→ **Requirement**: The answer should be a single number, the count of lines in this material that contain "heading".

→ **Data shown**:
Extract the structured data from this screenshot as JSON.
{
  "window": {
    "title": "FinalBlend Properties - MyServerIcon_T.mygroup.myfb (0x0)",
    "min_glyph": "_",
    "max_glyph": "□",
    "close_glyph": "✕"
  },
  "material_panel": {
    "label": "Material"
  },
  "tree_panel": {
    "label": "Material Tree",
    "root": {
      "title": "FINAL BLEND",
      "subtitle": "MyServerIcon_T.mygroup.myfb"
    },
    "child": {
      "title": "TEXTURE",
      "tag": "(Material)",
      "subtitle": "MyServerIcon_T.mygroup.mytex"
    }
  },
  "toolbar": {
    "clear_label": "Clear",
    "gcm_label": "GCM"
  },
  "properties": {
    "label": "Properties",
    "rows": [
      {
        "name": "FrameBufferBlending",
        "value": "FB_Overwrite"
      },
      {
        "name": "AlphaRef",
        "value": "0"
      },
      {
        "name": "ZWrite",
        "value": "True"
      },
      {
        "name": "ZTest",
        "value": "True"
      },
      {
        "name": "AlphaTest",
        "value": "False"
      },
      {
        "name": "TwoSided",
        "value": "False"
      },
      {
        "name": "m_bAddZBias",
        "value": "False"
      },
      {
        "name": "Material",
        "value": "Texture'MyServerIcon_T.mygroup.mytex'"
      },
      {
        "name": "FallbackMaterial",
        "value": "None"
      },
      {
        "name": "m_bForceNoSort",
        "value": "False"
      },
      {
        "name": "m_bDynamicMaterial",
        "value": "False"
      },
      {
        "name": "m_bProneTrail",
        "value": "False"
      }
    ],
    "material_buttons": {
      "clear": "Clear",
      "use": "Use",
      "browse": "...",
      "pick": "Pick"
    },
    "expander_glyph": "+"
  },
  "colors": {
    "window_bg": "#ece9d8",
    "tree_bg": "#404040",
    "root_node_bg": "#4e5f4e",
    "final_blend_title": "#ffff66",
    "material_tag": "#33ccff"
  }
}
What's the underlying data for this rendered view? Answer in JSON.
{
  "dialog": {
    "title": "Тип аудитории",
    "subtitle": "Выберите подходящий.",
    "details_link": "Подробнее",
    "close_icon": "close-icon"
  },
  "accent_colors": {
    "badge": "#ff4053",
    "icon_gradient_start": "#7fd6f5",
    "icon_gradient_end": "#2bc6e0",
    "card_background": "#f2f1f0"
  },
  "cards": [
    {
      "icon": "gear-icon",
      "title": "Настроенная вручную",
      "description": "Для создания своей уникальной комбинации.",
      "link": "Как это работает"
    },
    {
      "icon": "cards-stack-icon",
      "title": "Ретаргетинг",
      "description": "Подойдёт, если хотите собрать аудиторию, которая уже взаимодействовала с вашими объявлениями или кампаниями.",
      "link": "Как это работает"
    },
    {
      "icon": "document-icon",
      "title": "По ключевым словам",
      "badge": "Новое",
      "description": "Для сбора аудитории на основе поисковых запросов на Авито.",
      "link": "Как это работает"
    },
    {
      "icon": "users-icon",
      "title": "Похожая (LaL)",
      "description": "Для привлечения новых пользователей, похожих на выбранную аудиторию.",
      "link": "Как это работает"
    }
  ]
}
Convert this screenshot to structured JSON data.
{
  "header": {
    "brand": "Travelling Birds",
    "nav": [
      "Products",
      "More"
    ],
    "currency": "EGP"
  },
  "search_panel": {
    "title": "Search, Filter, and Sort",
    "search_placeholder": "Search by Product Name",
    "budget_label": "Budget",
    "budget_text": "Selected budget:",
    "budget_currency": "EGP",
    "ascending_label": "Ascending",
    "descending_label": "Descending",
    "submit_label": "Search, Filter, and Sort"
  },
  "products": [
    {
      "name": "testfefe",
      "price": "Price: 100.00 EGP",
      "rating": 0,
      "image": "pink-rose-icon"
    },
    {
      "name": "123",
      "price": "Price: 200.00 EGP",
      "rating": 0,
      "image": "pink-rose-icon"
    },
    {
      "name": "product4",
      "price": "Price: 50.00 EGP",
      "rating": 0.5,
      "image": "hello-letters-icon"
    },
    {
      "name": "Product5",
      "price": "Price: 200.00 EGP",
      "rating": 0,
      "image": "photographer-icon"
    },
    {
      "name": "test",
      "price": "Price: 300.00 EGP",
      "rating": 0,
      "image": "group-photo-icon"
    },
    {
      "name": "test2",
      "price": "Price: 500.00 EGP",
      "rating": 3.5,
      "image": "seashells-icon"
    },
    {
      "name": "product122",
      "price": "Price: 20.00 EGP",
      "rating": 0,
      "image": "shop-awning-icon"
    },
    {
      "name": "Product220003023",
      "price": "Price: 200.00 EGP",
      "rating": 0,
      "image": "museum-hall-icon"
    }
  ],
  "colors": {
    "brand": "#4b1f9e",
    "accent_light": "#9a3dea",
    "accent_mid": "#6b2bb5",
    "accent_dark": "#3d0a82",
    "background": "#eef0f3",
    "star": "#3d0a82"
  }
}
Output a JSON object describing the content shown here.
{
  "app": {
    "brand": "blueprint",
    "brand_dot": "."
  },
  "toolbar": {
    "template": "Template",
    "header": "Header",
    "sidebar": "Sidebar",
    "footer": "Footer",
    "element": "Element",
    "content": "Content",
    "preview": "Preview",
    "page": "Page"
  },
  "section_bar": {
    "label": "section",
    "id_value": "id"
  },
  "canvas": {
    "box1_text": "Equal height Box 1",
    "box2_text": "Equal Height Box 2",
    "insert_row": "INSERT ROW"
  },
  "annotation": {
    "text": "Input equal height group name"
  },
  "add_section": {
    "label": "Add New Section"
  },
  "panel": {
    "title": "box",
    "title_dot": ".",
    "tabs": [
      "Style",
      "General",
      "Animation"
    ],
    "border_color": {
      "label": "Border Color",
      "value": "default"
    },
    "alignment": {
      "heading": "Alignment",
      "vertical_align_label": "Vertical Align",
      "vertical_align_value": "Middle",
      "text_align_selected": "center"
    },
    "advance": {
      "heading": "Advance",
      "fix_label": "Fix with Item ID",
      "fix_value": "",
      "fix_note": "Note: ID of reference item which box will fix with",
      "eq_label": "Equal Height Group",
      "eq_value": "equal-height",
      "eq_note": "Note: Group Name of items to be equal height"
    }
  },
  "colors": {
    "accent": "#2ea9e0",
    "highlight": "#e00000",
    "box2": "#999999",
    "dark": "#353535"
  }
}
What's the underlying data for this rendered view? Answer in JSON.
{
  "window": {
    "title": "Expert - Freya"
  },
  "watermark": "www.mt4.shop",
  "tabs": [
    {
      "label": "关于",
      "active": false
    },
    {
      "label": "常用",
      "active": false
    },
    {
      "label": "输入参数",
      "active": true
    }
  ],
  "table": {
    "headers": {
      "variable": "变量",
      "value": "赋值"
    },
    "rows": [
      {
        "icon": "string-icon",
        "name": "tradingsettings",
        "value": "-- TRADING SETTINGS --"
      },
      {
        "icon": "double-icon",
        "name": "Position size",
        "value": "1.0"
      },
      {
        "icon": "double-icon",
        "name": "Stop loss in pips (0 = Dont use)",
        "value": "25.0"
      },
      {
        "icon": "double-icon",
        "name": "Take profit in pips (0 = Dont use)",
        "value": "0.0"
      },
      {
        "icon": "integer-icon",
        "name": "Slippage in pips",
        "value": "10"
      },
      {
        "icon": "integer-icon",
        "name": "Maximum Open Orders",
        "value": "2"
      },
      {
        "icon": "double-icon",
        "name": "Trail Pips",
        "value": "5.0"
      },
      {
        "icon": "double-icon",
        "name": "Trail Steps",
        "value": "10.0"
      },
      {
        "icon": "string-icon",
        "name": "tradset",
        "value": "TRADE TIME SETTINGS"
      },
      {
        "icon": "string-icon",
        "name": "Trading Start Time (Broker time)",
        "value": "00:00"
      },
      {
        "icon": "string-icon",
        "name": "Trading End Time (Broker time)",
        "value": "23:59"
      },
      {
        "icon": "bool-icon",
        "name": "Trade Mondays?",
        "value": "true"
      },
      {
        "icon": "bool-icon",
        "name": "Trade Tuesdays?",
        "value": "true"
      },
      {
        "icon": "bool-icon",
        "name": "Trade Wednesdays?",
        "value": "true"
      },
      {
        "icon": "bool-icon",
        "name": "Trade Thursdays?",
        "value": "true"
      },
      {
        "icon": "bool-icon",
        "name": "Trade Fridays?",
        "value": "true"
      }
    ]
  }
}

→ **Solution to the exercise**: 2